Invading the invader
Firstly, we strongly register our protest at this heading. It is not Coorg that is the Scotland of India but Scotland that is the Coorg of the United Kingdom. For colonial Britain, the most favoured summer residences were those that allowed them to beat the summer heat and more importantly, reminded them of home. It is this longing for home that led to the installation of Shimla and Dalhousie as preeminent hill-stations in pre-independence India. The favourable climate and familiar landscape allowed our erstwhile colonial conquerors to feel “at home”, as it were.

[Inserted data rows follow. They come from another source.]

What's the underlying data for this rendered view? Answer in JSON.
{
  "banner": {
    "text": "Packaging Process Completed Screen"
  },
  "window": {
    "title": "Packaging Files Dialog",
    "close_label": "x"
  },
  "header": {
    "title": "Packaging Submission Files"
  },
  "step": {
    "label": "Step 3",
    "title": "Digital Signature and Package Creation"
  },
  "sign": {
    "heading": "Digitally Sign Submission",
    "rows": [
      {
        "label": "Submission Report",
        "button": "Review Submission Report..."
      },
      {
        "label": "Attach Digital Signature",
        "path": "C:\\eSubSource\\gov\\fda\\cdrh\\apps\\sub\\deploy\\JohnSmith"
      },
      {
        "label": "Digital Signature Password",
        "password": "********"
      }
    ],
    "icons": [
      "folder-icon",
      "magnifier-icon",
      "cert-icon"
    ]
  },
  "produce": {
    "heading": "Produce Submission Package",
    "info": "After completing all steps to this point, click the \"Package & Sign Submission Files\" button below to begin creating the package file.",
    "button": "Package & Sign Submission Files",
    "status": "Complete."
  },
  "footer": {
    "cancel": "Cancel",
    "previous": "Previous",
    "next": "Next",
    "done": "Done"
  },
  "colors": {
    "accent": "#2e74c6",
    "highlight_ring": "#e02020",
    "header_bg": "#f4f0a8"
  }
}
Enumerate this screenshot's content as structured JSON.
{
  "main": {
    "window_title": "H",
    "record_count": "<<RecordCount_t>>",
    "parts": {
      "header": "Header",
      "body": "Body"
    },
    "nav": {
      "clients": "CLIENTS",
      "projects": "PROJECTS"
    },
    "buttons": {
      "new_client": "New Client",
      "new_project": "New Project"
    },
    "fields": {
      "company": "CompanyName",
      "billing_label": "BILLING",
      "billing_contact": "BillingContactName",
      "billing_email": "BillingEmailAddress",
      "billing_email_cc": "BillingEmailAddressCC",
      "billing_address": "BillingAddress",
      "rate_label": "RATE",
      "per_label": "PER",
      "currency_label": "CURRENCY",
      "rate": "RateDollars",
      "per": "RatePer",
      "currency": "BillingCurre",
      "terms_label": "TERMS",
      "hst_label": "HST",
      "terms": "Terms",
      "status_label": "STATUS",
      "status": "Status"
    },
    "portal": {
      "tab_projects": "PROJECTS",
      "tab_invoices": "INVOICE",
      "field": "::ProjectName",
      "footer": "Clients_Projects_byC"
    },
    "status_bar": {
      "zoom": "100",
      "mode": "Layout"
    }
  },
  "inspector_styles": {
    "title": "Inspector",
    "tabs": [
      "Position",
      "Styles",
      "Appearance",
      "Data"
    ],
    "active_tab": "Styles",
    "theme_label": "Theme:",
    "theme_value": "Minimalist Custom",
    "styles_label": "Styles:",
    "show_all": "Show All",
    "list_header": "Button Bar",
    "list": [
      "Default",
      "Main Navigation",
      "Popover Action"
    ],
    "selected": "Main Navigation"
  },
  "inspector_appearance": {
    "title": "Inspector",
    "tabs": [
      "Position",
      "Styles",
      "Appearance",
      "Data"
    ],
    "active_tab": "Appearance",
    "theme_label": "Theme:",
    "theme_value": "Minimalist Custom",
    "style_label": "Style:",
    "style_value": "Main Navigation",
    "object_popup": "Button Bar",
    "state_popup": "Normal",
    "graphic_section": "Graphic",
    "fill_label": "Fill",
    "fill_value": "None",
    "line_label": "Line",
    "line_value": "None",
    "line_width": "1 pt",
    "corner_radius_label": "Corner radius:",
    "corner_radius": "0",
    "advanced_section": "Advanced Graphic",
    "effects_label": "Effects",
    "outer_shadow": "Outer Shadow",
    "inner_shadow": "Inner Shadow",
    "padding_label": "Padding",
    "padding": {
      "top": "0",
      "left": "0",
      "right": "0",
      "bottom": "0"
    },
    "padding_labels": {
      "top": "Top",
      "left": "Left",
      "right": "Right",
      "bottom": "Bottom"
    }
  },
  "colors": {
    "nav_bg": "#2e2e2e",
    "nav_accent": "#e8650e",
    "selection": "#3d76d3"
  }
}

Hence, we can say that monikers like ‘the Scotland of India’ or ‘the Switzerland of India’ constitute an effort by the colonial government to “europeanize the Indian subcontinent” and recover a sense of the homeland they left behind. I propose a counter-invasion. Hordes of Indian tourists walking around in Scotland saying, “ye to apne Coorg ke tarah hai”.
A (Very)Brief (Non)History of Coorg
Curiously, Scotland was not always endless pastures and rolling dales. During the middle ages, extensive deforestation and expansion of pasture land completely destroyed the existing ecosystem. Temperate rain forests and woodlands made way for the verdant valleys and rolling hills that we associate with Scotland today.
In Coorg, the situation isn’t much different. Cash crops like coffee, imported by Baba Budangiri, completely supplanted the existing flora. Despite this, both Coorg and Scotland retain a significant proportion of their forest cover and wildlife.
Comparisons are for Idiots
Coorg has its share of towering mountains- Tadiandamol being one of the most popular. The 3rd highest peak in Karnataka, the summit is at an altitude of 1,748 metres. Compared to the scale of the Himalayas, the Western Ghats appear piddling, yet at this altitude, we can observe unique biomes and landscapes that can only be characterized as alien. Shola forests, grassy knolls and the occasional boulder present an antediluvian vista, recalling the ancient power of these mountains. Though a large proportion of Coorg is covered by coffee estates, the ecosystem has adapted and wild flora and fauna continue to flourish everywhere.
Certain other similarities exist between Coorg and Scotland- people from both regions share a love for alcohol. Coorgis, with their stately bearing and martial background took to scotch and whiskey as fish would to water. Further, the preeminence of pork in their cuisine (an animal neglected in Indian husbandry due to its ostensible filthiness) is another point of commonality. While the cuisine draws heavily from both Malnad as well as Kerala, Pandi Curry remains the champion dish. Kachampuli, a Vinegar made by boiling the Garcinia fruit, imparts the dish with its distinctive flavour (tangy and yummmm) and appearance (black).
While it is true that Scotland has the eponymous scotch and also the rolling dales and the lochs and the highlands and the moorlands, Coorg has towering mountains, crystal clear lakes, hundreds of streams and waterfalls and inimitable Coorgi hospitality.
Best time to visit Coorg – the Scotland of India
Summers are the best time to visit Coorg. Plan your trip any time between March and June – the day time temperature is ideal for trekking and sightseeing.
How to get there
Go to Coorg. Stay at a homestay. Eat, drink and make merry- that is the Coorgi way! For book a cab in Coorg, click here. You can also book a direct Bangalore to Coorg cab here and Mysore to Coorg cabs here.
Quick facts about the Scotland of India
|Location||Kodagu, southwest Karnataka|
|Best time to visit||March to June|
|Weather||Summer temperatures range from 22°C to 40°C. Monsoons vary from 18°C to 30°C. Winter temperatures range from 14°C to 26°C.|
|Famous for||Coffee plantations, breathtaking views, lush greenery, beautiful streams and crystal clear lakes.|